> **ASSIGNMENT**:
Gather all lines in the data that hold the string "author".

(Data extracted from a collection)
◆ ◆ ◆ ◆ ◆
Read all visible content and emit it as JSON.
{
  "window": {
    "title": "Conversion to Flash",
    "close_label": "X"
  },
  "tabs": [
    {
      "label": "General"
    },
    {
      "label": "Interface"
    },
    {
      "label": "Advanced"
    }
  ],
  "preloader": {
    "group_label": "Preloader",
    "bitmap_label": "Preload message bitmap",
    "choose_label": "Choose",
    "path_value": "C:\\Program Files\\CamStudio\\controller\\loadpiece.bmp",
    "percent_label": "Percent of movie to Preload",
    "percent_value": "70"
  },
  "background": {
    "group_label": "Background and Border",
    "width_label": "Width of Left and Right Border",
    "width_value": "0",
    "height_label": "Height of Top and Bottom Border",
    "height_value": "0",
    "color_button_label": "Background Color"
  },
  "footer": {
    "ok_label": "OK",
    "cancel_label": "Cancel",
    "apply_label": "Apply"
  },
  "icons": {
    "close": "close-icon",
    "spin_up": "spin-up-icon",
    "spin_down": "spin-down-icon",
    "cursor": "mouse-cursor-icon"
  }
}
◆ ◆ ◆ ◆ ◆
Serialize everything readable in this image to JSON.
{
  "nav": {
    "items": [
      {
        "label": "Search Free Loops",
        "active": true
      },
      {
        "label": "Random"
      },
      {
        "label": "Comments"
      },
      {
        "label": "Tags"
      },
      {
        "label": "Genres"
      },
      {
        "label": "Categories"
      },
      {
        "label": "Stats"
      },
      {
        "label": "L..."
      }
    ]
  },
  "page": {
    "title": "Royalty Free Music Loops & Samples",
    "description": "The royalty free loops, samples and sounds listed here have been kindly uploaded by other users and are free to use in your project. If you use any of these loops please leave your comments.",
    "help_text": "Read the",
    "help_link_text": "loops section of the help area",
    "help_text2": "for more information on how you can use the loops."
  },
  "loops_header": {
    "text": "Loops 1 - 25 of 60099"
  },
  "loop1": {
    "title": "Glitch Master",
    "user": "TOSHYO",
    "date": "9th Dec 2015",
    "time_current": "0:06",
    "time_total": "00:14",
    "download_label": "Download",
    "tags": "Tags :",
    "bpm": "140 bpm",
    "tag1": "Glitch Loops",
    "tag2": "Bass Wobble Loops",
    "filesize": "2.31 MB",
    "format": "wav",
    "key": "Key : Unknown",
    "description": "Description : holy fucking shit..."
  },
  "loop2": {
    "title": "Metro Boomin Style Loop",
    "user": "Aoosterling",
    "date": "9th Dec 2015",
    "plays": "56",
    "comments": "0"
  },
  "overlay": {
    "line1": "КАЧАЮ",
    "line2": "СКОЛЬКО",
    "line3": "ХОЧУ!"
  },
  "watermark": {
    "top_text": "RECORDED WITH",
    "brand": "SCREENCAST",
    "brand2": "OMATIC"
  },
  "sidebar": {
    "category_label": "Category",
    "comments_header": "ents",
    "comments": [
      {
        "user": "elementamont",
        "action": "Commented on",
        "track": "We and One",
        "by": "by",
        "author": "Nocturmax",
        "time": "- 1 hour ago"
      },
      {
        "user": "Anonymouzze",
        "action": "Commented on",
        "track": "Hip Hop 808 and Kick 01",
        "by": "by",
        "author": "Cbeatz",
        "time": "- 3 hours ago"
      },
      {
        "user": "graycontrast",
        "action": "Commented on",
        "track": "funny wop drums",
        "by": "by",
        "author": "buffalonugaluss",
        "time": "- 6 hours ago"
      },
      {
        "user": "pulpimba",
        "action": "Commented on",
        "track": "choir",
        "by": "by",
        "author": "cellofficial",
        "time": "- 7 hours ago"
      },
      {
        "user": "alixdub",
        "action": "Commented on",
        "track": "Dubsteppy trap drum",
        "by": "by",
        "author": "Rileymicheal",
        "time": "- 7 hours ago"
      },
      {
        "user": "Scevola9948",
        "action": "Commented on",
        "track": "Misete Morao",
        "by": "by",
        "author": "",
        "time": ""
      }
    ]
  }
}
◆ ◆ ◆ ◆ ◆
> **OUTPUT FOR THIS EXERCISE**:
        "author": "Nocturmax",
        "author": "Cbeatz",
        "author": "buffalonugaluss",
        "author": "cellofficial",
        "author": "Rileymicheal",
        "author": "",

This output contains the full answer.